- [Goal of the exercise]:
Copy out each line from the material where the word "preview" is found.

---------- Input ----------

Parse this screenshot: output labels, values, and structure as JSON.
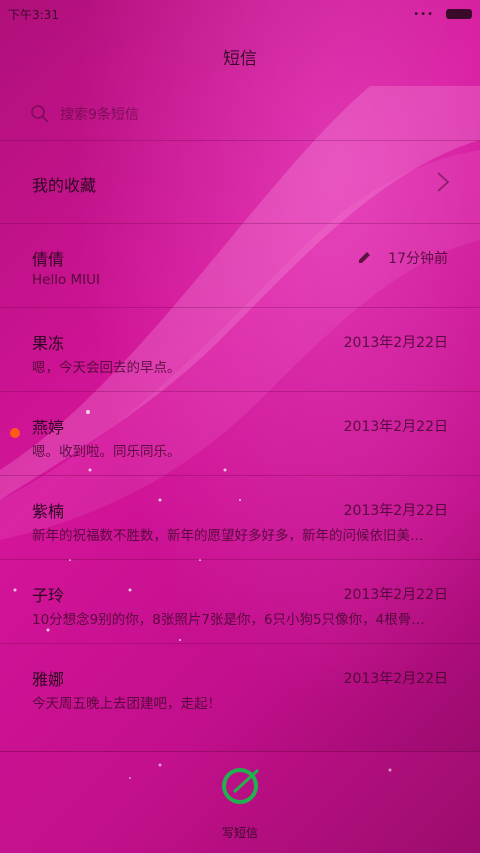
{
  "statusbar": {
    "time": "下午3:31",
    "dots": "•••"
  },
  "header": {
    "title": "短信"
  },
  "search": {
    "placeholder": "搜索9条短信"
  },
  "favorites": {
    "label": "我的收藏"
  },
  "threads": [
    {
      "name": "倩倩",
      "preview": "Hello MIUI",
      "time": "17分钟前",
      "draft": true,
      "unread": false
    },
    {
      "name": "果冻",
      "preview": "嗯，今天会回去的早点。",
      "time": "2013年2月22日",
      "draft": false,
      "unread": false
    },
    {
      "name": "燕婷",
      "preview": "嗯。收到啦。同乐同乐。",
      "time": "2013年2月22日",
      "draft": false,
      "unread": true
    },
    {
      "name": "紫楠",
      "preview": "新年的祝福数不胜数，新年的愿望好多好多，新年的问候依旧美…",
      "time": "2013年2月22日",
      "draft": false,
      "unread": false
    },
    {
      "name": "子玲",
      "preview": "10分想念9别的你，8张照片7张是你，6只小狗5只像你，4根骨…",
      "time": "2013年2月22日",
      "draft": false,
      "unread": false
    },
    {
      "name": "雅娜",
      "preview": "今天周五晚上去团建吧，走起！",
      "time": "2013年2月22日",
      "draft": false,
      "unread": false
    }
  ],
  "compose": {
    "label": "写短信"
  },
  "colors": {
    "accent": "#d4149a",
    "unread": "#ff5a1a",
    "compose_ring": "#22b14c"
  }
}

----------

- [Output of the exercise]:
      "preview": "Hello MIUI",
      "preview": "嗯，今天会回去的早点。",
      "preview": "嗯。收到啦。同乐同乐。",
      "preview": "新年的祝福数不胜数，新年的愿望好多好多，新年的问候依旧美…",
      "preview": "10分想念9别的你，8张照片7张是你，6只小狗5只像你，4根骨…",
      "preview": "今天周五晚上去团建吧，走起！",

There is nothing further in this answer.